_Work request_
The data are to be restated in full, exactly as presented.

---*---

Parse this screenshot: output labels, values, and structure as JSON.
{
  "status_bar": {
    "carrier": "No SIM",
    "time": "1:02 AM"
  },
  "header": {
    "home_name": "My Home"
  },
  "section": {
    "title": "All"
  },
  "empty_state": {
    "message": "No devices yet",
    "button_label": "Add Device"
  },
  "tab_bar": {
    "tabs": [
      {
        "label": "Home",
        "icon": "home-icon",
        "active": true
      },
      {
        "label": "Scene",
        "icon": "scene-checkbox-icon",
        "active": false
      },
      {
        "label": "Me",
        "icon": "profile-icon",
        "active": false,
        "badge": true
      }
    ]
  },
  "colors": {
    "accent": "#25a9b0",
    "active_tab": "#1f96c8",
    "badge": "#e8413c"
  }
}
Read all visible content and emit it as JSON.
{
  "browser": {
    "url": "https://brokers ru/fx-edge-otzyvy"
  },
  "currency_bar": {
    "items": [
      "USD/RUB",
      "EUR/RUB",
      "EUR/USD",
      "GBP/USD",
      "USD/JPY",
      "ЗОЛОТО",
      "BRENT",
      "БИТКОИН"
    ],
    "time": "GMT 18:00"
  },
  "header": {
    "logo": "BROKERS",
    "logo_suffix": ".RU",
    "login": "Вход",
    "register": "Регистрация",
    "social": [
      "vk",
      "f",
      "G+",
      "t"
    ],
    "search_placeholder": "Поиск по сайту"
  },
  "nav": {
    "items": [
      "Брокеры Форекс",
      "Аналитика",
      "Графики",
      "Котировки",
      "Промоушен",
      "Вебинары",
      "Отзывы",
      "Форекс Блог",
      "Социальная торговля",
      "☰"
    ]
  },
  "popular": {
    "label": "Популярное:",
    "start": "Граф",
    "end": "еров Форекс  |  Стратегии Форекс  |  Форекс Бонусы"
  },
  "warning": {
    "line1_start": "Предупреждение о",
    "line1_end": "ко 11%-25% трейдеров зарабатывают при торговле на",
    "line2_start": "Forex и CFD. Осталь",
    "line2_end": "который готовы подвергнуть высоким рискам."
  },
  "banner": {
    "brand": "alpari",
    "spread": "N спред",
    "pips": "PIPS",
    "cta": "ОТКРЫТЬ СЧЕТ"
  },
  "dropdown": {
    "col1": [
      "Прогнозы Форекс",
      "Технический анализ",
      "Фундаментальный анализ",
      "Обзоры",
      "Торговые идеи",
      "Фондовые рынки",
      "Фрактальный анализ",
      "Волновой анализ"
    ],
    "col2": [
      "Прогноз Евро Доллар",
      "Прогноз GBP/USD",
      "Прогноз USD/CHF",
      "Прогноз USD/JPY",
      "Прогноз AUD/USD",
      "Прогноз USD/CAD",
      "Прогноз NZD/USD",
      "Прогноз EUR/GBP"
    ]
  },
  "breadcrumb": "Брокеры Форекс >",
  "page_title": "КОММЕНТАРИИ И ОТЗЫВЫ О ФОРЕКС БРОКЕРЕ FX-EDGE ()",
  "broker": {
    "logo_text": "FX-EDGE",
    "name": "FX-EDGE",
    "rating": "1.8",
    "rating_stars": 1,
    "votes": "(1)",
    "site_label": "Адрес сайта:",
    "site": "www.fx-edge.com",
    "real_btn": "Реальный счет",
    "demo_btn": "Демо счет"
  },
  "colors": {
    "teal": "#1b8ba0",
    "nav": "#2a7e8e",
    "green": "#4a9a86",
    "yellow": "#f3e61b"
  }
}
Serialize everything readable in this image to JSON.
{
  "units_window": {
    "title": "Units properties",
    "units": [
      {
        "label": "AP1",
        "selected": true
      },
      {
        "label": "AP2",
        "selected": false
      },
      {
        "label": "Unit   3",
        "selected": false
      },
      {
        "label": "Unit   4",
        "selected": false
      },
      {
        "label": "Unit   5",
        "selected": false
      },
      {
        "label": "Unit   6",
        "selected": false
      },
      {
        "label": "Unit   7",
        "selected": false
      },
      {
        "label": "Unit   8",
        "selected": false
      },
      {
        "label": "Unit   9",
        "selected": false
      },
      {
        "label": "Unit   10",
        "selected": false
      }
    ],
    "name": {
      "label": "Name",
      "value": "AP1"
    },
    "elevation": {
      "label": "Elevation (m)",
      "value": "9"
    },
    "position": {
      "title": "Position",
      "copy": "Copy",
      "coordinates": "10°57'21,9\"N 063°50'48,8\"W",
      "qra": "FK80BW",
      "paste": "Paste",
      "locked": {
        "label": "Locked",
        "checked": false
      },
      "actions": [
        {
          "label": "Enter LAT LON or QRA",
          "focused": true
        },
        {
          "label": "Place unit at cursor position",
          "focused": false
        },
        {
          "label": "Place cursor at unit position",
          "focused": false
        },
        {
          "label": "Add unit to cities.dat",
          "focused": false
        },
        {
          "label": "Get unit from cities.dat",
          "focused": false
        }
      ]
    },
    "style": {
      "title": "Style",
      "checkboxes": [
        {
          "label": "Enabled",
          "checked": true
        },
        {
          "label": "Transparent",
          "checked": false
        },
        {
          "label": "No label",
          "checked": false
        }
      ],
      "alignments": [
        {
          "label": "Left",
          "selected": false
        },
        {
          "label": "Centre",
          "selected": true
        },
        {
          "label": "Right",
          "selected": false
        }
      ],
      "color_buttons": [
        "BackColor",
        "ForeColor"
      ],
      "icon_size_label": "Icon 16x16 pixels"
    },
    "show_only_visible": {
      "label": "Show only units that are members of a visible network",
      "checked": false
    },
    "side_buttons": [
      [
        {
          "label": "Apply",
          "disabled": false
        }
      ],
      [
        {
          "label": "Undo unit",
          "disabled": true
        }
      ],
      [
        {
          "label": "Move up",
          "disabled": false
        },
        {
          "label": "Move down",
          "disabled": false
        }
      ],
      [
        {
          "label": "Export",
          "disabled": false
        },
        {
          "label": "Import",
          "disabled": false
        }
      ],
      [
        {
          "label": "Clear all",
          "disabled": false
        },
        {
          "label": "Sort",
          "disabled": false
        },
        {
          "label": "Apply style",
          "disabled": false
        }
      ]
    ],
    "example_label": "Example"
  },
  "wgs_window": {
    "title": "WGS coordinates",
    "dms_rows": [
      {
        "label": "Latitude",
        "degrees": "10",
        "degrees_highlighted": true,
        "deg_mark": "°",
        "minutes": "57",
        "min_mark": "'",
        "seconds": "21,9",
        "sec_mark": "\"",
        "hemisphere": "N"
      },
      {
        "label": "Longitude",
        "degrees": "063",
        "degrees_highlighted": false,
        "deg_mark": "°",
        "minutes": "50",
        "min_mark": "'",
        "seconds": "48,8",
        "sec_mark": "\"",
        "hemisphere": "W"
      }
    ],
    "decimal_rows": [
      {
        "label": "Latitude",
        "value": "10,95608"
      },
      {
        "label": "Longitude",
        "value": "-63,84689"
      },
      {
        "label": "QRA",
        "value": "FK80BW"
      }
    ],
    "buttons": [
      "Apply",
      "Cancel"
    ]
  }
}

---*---

_Solution below_
Parse this screenshot: output labels, values, and structure as JSON.
{
  "status_bar": {
    "carrier": "No SIM",
    "time": "1:02 AM"
  },
  "header": {
    "home_name": "My Home"
  },
  "section": {
    "title": "All"
  },
  "empty_state": {
    "message": "No devices yet",
    "button_label": "Add Device"
  },
  "tab_bar": {
    "tabs": [
      {
        "label": "Home",
        "icon": "home-icon",
        "active": true
      },
      {
        "label": "Scene",
        "icon": "scene-checkbox-icon",
        "active": false
      },
      {
        "label": "Me",
        "icon": "profile-icon",
        "active": false,
        "badge": true
      }
    ]
  },
  "colors": {
    "accent": "#25a9b0",
    "active_tab": "#1f96c8",
    "badge": "#e8413c"
  }
}
Read all visible content and emit it as JSON.
{
  "browser": {
    "url": "https://brokers ru/fx-edge-otzyvy"
  },
  "currency_bar": {
    "items": [
      "USD/RUB",
      "EUR/RUB",
      "EUR/USD",
      "GBP/USD",
      "USD/JPY",
      "ЗОЛОТО",
      "BRENT",
      "БИТКОИН"
    ],
    "time": "GMT 18:00"
  },
  "header": {
    "logo": "BROKERS",
    "logo_suffix": ".RU",
    "login": "Вход",
    "register": "Регистрация",
    "social": [
      "vk",
      "f",
      "G+",
      "t"
    ],
    "search_placeholder": "Поиск по сайту"
  },
  "nav": {
    "items": [
      "Брокеры Форекс",
      "Аналитика",
      "Графики",
      "Котировки",
      "Промоушен",
      "Вебинары",
      "Отзывы",
      "Форекс Блог",
      "Социальная торговля",
      "☰"
    ]
  },
  "popular": {
    "label": "Популярное:",
    "start": "Граф",
    "end": "еров Форекс  |  Стратегии Форекс  |  Форекс Бонусы"
  },
  "warning": {
    "line1_start": "Предупреждение о",
    "line1_end": "ко 11%-25% трейдеров зарабатывают при торговле на",
    "line2_start": "Forex и CFD. Осталь",
    "line2_end": "который готовы подвергнуть высоким рискам."
  },
  "banner": {
    "brand": "alpari",
    "spread": "N спред",
    "pips": "PIPS",
    "cta": "ОТКРЫТЬ СЧЕТ"
  },
  "dropdown": {
    "col1": [
      "Прогнозы Форекс",
      "Технический анализ",
      "Фундаментальный анализ",
      "Обзоры",
      "Торговые идеи",
      "Фондовые рынки",
      "Фрактальный анализ",
      "Волновой анализ"
    ],
    "col2": [
      "Прогноз Евро Доллар",
      "Прогноз GBP/USD",
      "Прогноз USD/CHF",
      "Прогноз USD/JPY",
      "Прогноз AUD/USD",
      "Прогноз USD/CAD",
      "Прогноз NZD/USD",
      "Прогноз EUR/GBP"
    ]
  },
  "breadcrumb": "Брокеры Форекс >",
  "page_title": "КОММЕНТАРИИ И ОТЗЫВЫ О ФОРЕКС БРОКЕРЕ FX-EDGE ()",
  "broker": {
    "logo_text": "FX-EDGE",
    "name": "FX-EDGE",
    "rating": "1.8",
    "rating_stars": 1,
    "votes": "(1)",
    "site_label": "Адрес сайта:",
    "site": "www.fx-edge.com",
    "real_btn": "Реальный счет",
    "demo_btn": "Демо счет"
  },
  "colors": {
    "teal": "#1b8ba0",
    "nav": "#2a7e8e",
    "green": "#4a9a86",
    "yellow": "#f3e61b"
  }
}
Serialize everything readable in this image to JSON.
{
  "units_window": {
    "title": "Units properties",
    "units": [
      {
        "label": "AP1",
        "selected": true
      },
      {
        "label": "AP2",
        "selected": false
      },
      {
        "label": "Unit   3",
        "selected": false
      },
      {
        "label": "Unit   4",
        "selected": false
      },
      {
        "label": "Unit   5",
        "selected": false
      },
      {
        "label": "Unit   6",
        "selected": false
      },
      {
        "label": "Unit   7",
        "selected": false
      },
      {
        "label": "Unit   8",
        "selected": false
      },
      {
        "label": "Unit   9",
        "selected": false
      },
      {
        "label": "Unit   10",
        "selected": false
      }
    ],
    "name": {
      "label": "Name",
      "value": "AP1"
    },
    "elevation": {
      "label": "Elevation (m)",
      "value": "9"
    },
    "position": {
      "title": "Position",
      "copy": "Copy",
      "coordinates": "10°57'21,9\"N 063°50'48,8\"W",
      "qra": "FK80BW",
      "paste": "Paste",
      "locked": {
        "label": "Locked",
        "checked": false
      },
      "actions": [
        {
          "label": "Enter LAT LON or QRA",
          "focused": true
        },
        {
          "label": "Place unit at cursor position",
          "focused": false
        },
        {
          "label": "Place cursor at unit position",
          "focused": false
        },
        {
          "label": "Add unit to cities.dat",
          "focused": false
        },
        {
          "label": "Get unit from cities.dat",
          "focused": false
        }
      ]
    },
    "style": {
      "title": "Style",
      "checkboxes": [
        {
          "label": "Enabled",
          "checked": true
        },
        {
          "label": "Transparent",
          "checked": false
        },
        {
          "label": "No label",
          "checked": false
        }
      ],
      "alignments": [
        {
          "label": "Left",
          "selected": false
        },
        {
          "label": "Centre",
          "selected": true
        },
        {
          "label": "Right",
          "selected": false
        }
      ],
      "color_buttons": [
        "BackColor",
        "ForeColor"
      ],
      "icon_size_label": "Icon 16x16 pixels"
    },
    "show_only_visible": {
      "label": "Show only units that are members of a visible network",
      "checked": false
    },
    "side_buttons": [
      [
        {
          "label": "Apply",
          "disabled": false
        }
      ],
      [
        {
          "label": "Undo unit",
          "disabled": true
        }
      ],
      [
        {
          "label": "Move up",
          "disabled": false
        },
        {
          "label": "Move down",
          "disabled": false
        }
      ],
      [
        {
          "label": "Export",
          "disabled": false
        },
        {
          "label": "Import",
          "disabled": false
        }
      ],
      [
        {
          "label": "Clear all",
          "disabled": false
        },
        {
          "label": "Sort",
          "disabled": false
        },
        {
          "label": "Apply style",
          "disabled": false
        }
      ]
    ],
    "example_label": "Example"
  },
  "wgs_window": {
    "title": "WGS coordinates",
    "dms_rows": [
      {
        "label": "Latitude",
        "degrees": "10",
        "degrees_highlighted": true,
        "deg_mark": "°",
        "minutes": "57",
        "min_mark": "'",
        "seconds": "21,9",
        "sec_mark": "\"",
        "hemisphere": "N"
      },
      {
        "label": "Longitude",
        "degrees": "063",
        "degrees_highlighted": false,
        "deg_mark": "°",
        "minutes": "50",
        "min_mark": "'",
        "seconds": "48,8",
        "sec_mark": "\"",
        "hemisphere": "W"
      }
    ],
    "decimal_rows": [
      {
        "label": "Latitude",
        "value": "10,95608"
      },
      {
        "label": "Longitude",
        "value": "-63,84689"
      },
      {
        "label": "QRA",
        "value": "FK80BW"
      }
    ],
    "buttons": [
      "Apply",
      "Cancel"
    ]
  }
}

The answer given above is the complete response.